Growing up, Sarah Keen had always envisioned herself working in a school, and assumed she would end up becoming a teacher like her mother. However once she got to college, her interest in food began to grow, and Sarah knew she wanted to pursue something that would combine both education and nutrition. Though she was studying to be a dietitian at UMass Amherst, a clinical setting wasn’t quite the right fit for a long-term career.
“In my senior year I worked in the cafeteria with the lunch ladies, in the school where I attended high school,” recalled Sarah, over the phone. “I had so much fun! I analyzed green beans and just had a blast with them. Their foodservice director showed me how to do commodities and menu planning, and that’s when I really got excited and realized what I wanted to do.”
After finishing up her undergrad, Sarah headed west to Seattle, Washington, where she worked for the Highline School District before moving back to New York to be closer to family. During her time in Washington, Sarah was tasked with menu planning, as well as managing allergies and special diets, helping her to prepare for her current position of Director of Food Services in the Schuylerville Central School District in Upstate New York.
“I’m in a much smaller district in my current position, so rather than having specialized duties in menu planning and allergy management, I do everything!” laughed Sarah. “I do menus, paperwork, payroll, bill pay, personnel management, recipe creation—everything! I have two kitchens to supervise, so it’s a small, manageable scale. Sometimes I’m out subbing in the kitchen if I have an employee out!”
With most of the duties of a director on her plate, we had to ask Sarah: why go back to school, and where do you find the time?

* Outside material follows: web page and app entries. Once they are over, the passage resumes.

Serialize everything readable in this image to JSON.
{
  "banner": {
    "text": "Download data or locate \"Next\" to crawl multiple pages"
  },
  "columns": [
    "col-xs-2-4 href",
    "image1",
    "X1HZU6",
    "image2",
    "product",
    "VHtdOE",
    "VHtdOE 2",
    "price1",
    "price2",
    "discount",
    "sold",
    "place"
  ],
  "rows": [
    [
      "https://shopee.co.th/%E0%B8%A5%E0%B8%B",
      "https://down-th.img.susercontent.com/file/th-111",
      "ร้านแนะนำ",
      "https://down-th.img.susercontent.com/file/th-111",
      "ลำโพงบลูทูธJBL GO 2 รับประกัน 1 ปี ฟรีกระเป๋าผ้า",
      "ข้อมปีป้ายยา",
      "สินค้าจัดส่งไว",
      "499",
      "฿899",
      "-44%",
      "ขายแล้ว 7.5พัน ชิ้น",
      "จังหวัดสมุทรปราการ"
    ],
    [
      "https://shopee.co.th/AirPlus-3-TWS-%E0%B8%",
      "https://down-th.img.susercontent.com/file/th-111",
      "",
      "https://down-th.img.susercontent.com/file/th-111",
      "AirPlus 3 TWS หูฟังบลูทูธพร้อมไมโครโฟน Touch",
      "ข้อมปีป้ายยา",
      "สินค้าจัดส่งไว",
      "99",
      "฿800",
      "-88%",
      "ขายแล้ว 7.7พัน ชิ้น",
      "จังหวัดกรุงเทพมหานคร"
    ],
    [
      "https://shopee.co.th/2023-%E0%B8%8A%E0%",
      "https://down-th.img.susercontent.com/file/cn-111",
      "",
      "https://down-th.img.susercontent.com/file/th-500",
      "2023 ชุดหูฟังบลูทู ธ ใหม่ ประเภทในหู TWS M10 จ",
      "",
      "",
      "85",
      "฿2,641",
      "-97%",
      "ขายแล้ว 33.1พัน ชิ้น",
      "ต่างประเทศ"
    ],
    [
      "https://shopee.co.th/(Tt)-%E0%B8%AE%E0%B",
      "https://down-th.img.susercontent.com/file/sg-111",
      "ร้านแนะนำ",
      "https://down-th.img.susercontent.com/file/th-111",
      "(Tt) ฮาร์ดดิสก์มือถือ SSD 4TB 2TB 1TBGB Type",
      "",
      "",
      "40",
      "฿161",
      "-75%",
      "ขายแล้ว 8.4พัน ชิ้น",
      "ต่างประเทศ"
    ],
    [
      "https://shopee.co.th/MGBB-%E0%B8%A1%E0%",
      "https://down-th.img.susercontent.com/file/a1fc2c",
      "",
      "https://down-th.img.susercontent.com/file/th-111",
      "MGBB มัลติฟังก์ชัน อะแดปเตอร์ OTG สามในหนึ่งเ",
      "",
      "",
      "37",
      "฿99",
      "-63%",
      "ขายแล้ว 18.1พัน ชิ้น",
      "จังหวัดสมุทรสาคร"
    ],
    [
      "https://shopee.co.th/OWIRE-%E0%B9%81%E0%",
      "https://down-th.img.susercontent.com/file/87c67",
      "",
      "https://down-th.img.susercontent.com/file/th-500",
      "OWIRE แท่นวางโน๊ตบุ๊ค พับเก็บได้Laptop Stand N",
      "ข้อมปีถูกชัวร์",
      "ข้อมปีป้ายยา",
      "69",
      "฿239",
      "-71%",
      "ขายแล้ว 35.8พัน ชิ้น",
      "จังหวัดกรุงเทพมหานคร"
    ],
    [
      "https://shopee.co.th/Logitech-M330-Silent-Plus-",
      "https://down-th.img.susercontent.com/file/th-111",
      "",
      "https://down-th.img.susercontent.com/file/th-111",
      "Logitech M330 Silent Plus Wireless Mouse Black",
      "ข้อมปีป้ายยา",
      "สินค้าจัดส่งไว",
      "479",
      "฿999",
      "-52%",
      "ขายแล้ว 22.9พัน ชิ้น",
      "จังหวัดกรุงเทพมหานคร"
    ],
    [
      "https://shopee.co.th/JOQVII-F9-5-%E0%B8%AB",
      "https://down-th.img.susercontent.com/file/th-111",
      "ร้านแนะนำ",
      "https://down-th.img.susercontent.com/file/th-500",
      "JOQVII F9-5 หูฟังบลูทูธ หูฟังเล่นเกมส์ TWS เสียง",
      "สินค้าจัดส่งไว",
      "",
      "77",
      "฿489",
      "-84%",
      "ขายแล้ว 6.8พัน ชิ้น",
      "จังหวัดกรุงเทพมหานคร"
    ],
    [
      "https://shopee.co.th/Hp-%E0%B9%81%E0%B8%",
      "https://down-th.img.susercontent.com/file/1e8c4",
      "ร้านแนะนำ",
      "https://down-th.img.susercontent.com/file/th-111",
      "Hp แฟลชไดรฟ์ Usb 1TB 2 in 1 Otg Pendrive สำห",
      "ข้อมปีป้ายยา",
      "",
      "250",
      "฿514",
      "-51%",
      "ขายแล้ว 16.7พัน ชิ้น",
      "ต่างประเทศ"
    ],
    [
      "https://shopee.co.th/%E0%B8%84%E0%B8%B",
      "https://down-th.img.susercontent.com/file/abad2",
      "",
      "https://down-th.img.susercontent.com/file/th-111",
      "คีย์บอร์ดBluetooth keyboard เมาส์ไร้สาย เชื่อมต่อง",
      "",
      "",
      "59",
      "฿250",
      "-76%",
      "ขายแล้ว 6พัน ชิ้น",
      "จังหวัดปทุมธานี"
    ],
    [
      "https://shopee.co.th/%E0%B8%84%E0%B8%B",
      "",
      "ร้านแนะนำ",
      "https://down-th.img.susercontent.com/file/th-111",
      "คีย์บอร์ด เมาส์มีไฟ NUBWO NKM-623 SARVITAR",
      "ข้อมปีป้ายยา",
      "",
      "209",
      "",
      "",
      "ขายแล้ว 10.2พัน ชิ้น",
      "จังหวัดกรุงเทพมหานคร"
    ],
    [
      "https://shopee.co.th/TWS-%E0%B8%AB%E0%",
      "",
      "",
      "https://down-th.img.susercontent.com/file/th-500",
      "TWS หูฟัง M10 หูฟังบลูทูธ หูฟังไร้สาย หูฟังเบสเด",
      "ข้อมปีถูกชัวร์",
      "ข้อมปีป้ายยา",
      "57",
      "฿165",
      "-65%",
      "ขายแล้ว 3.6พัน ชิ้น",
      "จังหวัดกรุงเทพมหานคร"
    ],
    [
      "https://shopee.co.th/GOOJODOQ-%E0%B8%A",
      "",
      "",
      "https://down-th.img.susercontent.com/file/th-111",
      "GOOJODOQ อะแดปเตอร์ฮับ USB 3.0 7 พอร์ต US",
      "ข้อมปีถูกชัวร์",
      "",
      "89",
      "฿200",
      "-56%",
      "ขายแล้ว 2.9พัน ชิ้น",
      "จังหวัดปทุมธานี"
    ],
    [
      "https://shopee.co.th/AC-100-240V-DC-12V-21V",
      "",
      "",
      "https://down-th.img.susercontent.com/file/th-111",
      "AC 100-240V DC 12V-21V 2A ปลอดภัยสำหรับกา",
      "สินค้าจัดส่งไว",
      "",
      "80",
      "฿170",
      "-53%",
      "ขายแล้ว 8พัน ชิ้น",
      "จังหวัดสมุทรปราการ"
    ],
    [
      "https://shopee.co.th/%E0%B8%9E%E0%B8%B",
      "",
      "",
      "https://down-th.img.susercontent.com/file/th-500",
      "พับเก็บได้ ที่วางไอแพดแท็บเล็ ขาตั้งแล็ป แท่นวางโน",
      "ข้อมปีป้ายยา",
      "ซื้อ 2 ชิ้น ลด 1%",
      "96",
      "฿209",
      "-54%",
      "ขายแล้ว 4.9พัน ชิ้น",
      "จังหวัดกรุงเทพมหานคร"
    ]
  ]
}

“Part of the draw was the [professional standards] requirement to have that masters,” explained Sarah. “I figured I wouldn’t be very competitive in a few years, with just my bachelor’s degree. I love what I’m doing right now, but I can see myself being ready for bigger challenges down the road and a masters will make me more competitive no matter what.”
Sarah is about a third of the way through her master’s degree, which she is pursuing online through Central Michigan University. With an eye toward graduating in 2017, Sarah cites her School Nutrition Foundation scholarship as critical in helping her achieve her goals.
“This scholarship has been so helpful; we’re still paying for my student loan debt, and my husband’s student loan debt from our undergrad, and [we] have that burden eased,” said Sarah. “I’m able to go through this online program a lot more quickly than if I had to pay for it out of pocket, and it’s helping me reach my goals sooner.”
SNA membership was important to Sarah, who had come to know the association through the district-owned membership at her first job.
“In my first week on the job I attended the Washington state conference, which was a great way to get introduced,” recalled Sarah. “I was totally green and didn’t know much about schools at that point, and I met all of these managers and directors from around [the state], and I had a ball. And that’s when I first heard about the scholarships, too.”
After hearing an announcement at the conference about state-level scholarships, it occurred to Sarah that additional funds might be available at the national level and found more scholarship opportunities through the SNA website. Other SNA members should absolutely take the time to fill out a scholarship application, said Sarah.
“I love this field. I’m not a competitive person. I like to share, and find out what works for other people. I could never be in advertising or something,” she laughed. “The scholarships are a wonderful opportunity. I’m grateful for mine, and I hope other members who are going back to school will take advantage of them as well.”